"Stopping TPP is only one small piece of what we need to do together", she said.

Trump's victory is making it a rocky ride into the sunset for Barack Obama, whose last foreign visit as USA president - to an annual summit of the Asia-Pacific Economic Cooperation (Apec) group in Lima, Peru - has been full of awkward questions from fellow leaders.

An "analysis" of APEC's summit published in Germany's Deutsche Welle today was called "The United States Isn't Calling the Shots in Peru-China Is".

"We hope to decide the next step with all relevant sides during the APEC summit in Peru to achieve more progress in building up the Asia-Pacific free trade zone".

Alternatives include the Asia-focused Regional Comprehsensive Economic Partnership, which includes both India and China.

He said the Pentagon and Defense Department had argued United States needed to be a leader in that region. Mexican Finance Minister Idelfonso Fajardo said he met with officials from five other signatories to the pact - Australia, Malaysia, New Zealand, Japan and Singapore - on the sidelines of the summit and they agreed to forge ahead regardless of what the new U.S. administration decides.

The demise of TPP will hit especially hard in emerging economies like Vietnam and Malaysia, said Gareth Leather, an economist at consultancy Capital Economics.

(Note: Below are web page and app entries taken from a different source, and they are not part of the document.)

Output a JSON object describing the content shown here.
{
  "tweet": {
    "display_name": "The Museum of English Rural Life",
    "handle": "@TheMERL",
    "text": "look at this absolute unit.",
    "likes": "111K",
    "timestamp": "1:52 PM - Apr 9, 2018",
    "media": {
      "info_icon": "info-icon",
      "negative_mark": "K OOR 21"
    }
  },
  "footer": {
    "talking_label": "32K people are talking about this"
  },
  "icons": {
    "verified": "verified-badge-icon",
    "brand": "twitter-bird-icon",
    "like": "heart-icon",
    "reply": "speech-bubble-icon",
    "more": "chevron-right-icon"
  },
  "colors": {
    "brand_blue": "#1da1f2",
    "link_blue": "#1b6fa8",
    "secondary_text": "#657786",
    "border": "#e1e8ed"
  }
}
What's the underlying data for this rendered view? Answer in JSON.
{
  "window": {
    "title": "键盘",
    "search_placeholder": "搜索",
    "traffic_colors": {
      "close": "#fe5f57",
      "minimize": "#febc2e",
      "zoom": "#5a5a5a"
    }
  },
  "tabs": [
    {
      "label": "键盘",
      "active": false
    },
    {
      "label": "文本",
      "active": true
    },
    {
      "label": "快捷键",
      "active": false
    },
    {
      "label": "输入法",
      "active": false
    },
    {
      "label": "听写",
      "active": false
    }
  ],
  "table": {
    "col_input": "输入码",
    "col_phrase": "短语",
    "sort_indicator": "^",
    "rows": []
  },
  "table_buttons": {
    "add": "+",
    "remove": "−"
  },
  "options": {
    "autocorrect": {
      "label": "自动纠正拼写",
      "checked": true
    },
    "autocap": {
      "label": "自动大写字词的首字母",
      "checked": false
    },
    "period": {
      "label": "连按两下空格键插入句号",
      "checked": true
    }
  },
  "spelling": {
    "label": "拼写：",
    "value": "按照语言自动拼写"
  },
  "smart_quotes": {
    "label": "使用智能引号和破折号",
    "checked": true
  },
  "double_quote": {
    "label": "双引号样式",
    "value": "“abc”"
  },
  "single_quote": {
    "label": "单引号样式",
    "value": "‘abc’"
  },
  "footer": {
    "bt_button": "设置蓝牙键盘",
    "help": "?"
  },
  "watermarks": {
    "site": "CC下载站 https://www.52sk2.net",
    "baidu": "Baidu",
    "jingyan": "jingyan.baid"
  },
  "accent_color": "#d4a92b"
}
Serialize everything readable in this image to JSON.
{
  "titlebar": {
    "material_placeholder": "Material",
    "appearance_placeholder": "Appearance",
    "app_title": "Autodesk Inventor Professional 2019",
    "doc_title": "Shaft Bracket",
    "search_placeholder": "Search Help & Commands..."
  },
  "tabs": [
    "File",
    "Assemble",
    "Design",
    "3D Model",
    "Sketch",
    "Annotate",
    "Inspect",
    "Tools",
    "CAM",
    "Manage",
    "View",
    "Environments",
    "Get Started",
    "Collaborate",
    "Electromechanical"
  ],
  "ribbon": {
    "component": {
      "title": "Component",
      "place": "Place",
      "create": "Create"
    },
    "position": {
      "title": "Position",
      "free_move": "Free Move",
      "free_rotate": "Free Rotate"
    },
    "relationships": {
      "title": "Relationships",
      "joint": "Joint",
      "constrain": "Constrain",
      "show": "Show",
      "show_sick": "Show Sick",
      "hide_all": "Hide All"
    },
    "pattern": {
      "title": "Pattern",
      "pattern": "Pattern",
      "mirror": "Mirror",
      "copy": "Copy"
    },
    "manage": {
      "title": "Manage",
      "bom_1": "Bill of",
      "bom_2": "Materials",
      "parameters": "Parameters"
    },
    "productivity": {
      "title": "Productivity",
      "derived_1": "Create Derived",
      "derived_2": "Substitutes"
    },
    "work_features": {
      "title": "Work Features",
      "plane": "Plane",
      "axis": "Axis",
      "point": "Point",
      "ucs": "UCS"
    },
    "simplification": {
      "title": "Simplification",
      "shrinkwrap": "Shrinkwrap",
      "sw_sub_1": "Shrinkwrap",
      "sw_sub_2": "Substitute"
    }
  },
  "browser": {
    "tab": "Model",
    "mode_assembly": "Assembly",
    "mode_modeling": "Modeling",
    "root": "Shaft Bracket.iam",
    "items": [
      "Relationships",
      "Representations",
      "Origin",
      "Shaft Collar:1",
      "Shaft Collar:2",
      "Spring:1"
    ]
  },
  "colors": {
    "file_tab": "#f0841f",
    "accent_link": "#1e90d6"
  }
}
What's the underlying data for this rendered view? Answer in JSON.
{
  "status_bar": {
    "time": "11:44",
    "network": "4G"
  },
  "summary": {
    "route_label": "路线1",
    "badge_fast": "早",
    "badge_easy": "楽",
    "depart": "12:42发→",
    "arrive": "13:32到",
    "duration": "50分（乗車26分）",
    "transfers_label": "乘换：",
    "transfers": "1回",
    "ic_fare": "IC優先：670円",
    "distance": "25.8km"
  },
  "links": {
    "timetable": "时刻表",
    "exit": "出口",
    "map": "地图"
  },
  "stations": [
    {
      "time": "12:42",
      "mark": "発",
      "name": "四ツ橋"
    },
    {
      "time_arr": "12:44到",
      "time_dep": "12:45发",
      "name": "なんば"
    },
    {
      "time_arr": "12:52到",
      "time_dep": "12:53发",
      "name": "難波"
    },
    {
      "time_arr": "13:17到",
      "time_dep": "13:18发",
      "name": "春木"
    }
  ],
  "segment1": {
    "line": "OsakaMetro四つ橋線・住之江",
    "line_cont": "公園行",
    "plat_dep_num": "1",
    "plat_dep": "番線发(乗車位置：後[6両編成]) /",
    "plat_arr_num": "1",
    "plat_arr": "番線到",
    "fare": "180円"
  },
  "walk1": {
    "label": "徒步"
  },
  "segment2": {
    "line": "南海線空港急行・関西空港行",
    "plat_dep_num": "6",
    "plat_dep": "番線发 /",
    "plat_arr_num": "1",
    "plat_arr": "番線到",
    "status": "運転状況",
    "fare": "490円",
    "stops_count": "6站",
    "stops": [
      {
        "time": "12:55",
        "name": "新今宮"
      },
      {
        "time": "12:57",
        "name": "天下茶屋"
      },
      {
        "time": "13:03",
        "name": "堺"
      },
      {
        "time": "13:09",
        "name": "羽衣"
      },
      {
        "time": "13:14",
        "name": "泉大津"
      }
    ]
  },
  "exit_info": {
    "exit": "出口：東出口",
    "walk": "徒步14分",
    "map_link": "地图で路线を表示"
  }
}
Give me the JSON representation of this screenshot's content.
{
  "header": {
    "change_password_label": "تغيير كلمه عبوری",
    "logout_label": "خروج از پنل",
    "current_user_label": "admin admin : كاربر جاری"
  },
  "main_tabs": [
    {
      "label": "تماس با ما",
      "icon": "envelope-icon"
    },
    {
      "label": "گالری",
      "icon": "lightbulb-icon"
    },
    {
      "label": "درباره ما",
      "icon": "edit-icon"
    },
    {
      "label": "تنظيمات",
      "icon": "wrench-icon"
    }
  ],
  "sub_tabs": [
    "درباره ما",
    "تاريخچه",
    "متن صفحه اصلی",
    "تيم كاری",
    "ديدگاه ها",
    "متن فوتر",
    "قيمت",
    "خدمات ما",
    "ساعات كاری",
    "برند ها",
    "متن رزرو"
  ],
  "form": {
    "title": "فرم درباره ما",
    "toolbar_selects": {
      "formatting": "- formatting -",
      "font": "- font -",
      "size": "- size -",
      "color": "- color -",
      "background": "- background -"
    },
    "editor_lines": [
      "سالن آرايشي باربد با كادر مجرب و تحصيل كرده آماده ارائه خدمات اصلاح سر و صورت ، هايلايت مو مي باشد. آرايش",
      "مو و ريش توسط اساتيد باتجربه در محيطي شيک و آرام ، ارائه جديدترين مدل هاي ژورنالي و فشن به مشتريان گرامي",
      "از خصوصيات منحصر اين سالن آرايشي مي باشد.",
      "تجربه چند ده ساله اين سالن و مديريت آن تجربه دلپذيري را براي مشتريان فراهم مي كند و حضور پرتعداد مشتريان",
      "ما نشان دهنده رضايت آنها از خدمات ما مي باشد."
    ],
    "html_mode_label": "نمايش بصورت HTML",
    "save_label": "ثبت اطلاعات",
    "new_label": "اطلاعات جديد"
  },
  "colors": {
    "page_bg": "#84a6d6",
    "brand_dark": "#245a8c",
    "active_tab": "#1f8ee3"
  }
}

It is the first of Mr Key's two-day visit to Peru for the Apec Summit and began with bilateral meetings with fellow TPP leaders Chile's President Michelle Bachelet and Peru President Pedro Pablo Kuczynskil.